    • Strategies for Maximizing Shareholder Wealth  Asset Management  Composition and Volume  Liability Management  Composition and Volume  Management of off-balance sheet activities  Net interest margin management  Credit risk management  Liquidity management  Management of non-interest expense  Securities gains/losses management  Tax management
    • CAMELS  Capital Adequacy  Measures bank’s ability to maintain capital commensurate with the bank’s risk  Asset Quality  Reflects the amount of credit risk with the loan and investment portfolios  Management Quality  Reflects management’s ability to identify, measure, monitor, and control risks
    • CAMELS (continued)  Earnings  Reflects the quantity, trend, and quality of earnings  Liquidity  Reflects the sources of liquidity and funds management practices  Sensitivity to market risk  Reflects the degree to which changes in market prices and rates adversely affect earnings and capital

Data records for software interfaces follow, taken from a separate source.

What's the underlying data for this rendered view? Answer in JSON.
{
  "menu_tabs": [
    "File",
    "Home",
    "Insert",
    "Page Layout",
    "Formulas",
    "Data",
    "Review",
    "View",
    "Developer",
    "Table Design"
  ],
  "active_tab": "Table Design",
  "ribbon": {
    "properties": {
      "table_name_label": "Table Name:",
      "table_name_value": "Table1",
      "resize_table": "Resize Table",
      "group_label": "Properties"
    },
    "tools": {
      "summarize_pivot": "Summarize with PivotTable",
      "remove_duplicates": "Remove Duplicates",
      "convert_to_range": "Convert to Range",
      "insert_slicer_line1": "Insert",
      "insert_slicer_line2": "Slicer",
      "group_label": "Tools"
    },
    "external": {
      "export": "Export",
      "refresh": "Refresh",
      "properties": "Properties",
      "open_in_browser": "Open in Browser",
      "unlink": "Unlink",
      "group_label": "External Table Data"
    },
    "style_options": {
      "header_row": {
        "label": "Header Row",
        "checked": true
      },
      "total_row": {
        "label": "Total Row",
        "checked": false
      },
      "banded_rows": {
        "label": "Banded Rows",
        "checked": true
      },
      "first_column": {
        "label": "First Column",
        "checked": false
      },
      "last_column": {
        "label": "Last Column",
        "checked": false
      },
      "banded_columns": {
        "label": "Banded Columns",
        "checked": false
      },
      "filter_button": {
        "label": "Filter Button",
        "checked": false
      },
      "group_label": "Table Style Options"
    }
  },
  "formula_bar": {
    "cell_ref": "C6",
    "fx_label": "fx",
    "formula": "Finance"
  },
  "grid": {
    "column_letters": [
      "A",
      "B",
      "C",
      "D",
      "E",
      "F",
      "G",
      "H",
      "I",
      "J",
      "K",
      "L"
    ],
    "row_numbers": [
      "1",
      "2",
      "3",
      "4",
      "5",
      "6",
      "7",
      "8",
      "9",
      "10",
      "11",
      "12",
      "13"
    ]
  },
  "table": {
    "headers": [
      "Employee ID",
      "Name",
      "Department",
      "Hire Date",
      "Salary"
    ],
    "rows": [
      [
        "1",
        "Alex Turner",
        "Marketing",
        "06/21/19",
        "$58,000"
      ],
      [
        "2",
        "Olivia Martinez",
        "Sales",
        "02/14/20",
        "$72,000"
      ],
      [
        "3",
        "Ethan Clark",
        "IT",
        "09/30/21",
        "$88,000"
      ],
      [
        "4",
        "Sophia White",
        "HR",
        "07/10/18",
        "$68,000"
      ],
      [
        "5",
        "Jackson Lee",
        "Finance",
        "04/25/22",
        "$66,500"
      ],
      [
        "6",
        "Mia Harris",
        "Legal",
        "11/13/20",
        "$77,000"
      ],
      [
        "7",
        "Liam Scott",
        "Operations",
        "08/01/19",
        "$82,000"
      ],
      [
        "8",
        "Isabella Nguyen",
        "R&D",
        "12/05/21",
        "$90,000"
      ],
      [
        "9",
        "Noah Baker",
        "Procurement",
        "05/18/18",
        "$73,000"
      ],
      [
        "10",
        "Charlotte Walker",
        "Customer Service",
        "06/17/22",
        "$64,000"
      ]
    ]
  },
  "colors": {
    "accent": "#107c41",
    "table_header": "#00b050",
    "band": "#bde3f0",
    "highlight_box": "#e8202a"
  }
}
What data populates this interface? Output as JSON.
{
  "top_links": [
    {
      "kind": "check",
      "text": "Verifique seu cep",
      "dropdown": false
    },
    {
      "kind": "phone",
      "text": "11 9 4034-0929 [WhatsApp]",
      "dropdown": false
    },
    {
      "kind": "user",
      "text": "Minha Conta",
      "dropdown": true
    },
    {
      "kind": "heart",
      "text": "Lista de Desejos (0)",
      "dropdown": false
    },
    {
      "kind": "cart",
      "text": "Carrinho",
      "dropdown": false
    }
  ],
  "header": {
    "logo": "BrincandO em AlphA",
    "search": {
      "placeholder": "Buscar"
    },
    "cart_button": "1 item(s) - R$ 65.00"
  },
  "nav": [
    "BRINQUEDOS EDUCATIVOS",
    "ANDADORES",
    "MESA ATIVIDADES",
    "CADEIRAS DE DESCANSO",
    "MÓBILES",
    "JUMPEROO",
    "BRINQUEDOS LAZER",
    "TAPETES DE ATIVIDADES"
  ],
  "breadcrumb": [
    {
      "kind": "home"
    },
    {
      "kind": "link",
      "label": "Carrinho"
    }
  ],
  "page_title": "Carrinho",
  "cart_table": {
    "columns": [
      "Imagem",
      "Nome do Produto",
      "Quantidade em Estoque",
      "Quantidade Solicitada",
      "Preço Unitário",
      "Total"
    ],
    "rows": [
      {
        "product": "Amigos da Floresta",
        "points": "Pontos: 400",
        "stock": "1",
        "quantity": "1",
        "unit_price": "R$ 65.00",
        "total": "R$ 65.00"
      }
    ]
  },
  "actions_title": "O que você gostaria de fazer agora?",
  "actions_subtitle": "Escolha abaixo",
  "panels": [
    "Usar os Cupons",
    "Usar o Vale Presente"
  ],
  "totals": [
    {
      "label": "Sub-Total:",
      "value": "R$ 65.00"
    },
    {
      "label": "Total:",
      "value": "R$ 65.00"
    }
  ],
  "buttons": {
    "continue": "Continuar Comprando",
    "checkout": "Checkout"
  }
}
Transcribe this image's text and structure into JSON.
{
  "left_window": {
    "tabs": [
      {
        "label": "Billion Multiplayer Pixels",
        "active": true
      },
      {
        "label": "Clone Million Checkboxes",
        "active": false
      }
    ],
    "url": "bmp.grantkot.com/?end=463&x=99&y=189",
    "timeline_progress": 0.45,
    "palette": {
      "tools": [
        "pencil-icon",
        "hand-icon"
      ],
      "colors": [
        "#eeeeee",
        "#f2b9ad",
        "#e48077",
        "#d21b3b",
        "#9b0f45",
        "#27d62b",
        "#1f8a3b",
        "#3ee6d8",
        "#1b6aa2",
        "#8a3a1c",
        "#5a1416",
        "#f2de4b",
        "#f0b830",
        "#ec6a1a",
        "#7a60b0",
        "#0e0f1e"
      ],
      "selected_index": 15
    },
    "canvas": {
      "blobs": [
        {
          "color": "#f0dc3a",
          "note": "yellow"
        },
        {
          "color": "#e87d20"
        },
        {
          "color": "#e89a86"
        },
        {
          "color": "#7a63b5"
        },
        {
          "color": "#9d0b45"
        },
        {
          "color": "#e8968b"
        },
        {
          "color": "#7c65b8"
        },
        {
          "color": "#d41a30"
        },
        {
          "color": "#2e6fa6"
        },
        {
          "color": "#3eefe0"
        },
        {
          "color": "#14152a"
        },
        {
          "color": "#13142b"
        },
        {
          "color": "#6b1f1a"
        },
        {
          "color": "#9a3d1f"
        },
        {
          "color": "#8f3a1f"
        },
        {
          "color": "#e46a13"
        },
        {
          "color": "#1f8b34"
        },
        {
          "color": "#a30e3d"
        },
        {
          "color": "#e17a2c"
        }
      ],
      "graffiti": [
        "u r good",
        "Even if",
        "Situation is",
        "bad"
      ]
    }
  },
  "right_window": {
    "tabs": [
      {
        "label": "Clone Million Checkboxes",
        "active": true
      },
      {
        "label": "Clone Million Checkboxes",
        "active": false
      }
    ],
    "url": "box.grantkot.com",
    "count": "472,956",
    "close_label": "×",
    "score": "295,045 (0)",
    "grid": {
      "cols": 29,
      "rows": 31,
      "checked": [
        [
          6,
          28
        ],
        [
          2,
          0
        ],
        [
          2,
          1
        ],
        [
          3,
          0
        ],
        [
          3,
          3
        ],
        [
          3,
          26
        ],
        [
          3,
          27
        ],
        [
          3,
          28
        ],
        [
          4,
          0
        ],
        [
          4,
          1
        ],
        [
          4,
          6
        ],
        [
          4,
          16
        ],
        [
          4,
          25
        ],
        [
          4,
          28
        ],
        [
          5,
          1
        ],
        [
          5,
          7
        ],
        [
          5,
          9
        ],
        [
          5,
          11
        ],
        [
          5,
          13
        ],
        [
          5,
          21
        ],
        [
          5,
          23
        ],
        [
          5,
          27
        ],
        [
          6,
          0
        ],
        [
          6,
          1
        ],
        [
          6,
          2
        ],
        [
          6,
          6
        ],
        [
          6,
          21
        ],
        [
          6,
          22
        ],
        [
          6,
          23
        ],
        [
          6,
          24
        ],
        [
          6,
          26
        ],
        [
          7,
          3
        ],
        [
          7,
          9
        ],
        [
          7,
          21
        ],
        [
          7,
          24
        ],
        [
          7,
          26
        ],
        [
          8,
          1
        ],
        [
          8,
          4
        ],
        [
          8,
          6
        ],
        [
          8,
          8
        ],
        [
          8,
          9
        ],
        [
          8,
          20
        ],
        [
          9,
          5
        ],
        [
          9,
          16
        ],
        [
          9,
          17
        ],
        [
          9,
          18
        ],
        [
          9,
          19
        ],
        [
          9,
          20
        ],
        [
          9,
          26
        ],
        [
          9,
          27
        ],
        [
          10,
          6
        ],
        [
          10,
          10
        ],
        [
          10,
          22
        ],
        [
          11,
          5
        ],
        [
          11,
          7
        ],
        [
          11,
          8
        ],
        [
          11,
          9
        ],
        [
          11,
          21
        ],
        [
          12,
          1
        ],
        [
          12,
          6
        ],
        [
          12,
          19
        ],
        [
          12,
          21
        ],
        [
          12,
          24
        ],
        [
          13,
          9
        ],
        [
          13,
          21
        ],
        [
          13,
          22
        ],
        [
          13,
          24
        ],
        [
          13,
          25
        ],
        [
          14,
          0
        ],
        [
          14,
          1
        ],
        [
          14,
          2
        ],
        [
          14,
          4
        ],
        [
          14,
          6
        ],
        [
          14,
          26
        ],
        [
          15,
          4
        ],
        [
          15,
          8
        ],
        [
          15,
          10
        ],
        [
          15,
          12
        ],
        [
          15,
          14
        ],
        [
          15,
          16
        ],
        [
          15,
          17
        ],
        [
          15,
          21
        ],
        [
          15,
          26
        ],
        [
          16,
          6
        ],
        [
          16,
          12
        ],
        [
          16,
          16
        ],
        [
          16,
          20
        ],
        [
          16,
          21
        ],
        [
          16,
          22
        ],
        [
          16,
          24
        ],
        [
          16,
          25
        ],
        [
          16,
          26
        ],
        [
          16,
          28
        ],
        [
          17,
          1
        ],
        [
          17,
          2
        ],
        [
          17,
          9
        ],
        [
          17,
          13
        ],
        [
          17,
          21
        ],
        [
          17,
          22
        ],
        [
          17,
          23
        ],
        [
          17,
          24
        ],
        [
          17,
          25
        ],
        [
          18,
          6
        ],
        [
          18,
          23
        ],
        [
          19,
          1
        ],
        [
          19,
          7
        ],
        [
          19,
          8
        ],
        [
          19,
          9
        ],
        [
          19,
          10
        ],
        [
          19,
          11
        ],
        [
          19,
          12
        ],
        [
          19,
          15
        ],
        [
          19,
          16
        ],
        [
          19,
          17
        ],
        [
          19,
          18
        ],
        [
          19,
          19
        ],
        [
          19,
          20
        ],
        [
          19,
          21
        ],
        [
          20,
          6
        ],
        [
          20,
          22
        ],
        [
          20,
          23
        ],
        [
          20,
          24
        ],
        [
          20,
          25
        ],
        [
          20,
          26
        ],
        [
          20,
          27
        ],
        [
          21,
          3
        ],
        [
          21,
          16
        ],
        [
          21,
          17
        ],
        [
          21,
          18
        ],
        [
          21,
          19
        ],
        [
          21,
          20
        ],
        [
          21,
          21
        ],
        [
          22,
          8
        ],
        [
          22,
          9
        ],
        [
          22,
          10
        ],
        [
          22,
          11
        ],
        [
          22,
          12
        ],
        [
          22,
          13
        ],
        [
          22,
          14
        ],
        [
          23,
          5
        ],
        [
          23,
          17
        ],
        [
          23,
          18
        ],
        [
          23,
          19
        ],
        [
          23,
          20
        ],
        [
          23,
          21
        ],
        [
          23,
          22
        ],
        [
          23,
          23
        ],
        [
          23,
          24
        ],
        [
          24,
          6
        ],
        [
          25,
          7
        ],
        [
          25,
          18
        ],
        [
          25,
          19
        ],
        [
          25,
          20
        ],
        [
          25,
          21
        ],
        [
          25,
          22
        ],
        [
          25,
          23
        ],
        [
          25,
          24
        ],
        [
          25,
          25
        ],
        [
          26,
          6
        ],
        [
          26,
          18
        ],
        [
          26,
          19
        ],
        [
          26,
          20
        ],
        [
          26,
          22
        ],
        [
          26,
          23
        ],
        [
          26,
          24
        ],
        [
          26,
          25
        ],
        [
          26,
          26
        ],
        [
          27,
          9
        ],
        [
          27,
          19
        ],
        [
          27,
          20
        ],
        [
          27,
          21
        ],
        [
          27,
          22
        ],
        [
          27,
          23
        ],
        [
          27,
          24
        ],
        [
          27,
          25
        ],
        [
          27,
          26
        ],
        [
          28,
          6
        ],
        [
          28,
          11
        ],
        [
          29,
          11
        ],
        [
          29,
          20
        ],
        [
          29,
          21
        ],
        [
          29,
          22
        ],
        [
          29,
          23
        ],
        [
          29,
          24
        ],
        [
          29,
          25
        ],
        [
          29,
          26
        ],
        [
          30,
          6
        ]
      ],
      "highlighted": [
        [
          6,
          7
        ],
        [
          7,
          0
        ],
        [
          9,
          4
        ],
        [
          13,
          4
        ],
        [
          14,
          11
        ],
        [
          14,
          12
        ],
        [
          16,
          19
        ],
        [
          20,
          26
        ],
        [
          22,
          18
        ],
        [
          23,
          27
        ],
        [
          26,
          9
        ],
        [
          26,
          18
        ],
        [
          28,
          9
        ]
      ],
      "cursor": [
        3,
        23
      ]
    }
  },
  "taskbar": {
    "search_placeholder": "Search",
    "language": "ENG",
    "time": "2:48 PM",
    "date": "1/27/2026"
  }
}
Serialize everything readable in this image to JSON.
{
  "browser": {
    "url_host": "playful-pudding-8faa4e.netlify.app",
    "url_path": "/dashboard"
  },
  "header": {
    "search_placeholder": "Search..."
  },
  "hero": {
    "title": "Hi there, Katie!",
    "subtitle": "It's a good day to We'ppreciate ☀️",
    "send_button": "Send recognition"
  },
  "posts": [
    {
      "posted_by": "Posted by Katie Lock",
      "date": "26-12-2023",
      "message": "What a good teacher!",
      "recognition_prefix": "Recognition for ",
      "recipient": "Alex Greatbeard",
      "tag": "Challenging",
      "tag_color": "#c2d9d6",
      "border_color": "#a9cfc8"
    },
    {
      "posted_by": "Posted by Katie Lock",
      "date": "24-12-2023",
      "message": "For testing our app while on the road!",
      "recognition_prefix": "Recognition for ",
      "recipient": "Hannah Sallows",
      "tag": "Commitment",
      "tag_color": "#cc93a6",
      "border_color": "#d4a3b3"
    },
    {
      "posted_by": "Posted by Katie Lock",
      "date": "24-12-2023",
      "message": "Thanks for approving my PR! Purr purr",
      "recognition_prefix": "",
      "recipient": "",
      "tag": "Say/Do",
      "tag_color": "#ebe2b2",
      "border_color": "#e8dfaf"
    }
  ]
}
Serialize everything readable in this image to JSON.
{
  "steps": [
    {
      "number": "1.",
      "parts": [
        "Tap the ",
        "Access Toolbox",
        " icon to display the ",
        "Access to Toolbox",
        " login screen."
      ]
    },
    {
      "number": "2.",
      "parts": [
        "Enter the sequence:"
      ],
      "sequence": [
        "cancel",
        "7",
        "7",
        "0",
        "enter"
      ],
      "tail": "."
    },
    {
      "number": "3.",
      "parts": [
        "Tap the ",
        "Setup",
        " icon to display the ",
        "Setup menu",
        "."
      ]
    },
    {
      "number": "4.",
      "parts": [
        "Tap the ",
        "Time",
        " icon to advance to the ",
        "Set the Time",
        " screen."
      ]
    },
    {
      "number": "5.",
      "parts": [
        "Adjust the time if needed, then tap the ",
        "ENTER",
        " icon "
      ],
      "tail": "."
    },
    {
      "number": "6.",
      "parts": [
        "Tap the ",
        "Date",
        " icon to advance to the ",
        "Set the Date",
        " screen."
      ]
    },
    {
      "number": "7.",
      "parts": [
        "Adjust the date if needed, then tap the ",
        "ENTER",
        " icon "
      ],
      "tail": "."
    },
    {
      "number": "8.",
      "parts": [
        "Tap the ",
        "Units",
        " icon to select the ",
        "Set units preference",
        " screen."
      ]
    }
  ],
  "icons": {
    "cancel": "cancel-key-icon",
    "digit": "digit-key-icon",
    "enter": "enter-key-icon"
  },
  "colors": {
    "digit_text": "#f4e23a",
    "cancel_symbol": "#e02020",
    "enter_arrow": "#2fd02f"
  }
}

    • CAMELS Ratings  Regulators assign a rating of 1 (best) to 5 (worst) in each of the six categories and an overall composite rating 1 or 2 indicates a fundamentally sound bank  3 indicates that a bank shows some underlying weakness that should be corrected  4 or 5 indicates a problem bank
    • Performance Characteristics of Banks by Business Concentration and Size  Wholesale Banks  Focus on loans for the largest commercial customers and purchase substantial funds from corporate and government depositors  Retail Banks  Focus on consumer, small business, mortgage, and agriculture loans and obtain deposits form individuals and small businesses
    • Financial Statement Manipulation  Off-balance sheet activities  Enron and “Special-Purpose Vehicles”  Window dressing  Eliminate Fed borrowing prior to financial statement reporting date  Increase asset size prior to year-end  Preferred stock  Meets capital requirements but causes NIM, NI, ROE, and ROA to be overstated
    • Financial Statement Manipulation (continued)  Non-performing loans  Banks may lend borrower funds to make payments on past due loans, understating non-performance status  Allowance for loan losses  Management discretion and IRS regulations may be in conflict
    • Financial Statement Manipulation (continued)  Securities gains and losses  Banks often classify all investment securities as “available for sale,” overstating any true “gains or losses”  Non-recurring sales of assets  This type of transaction is not part of the bank’s daily activities and typically cannot be repeated; thus it overstates earnings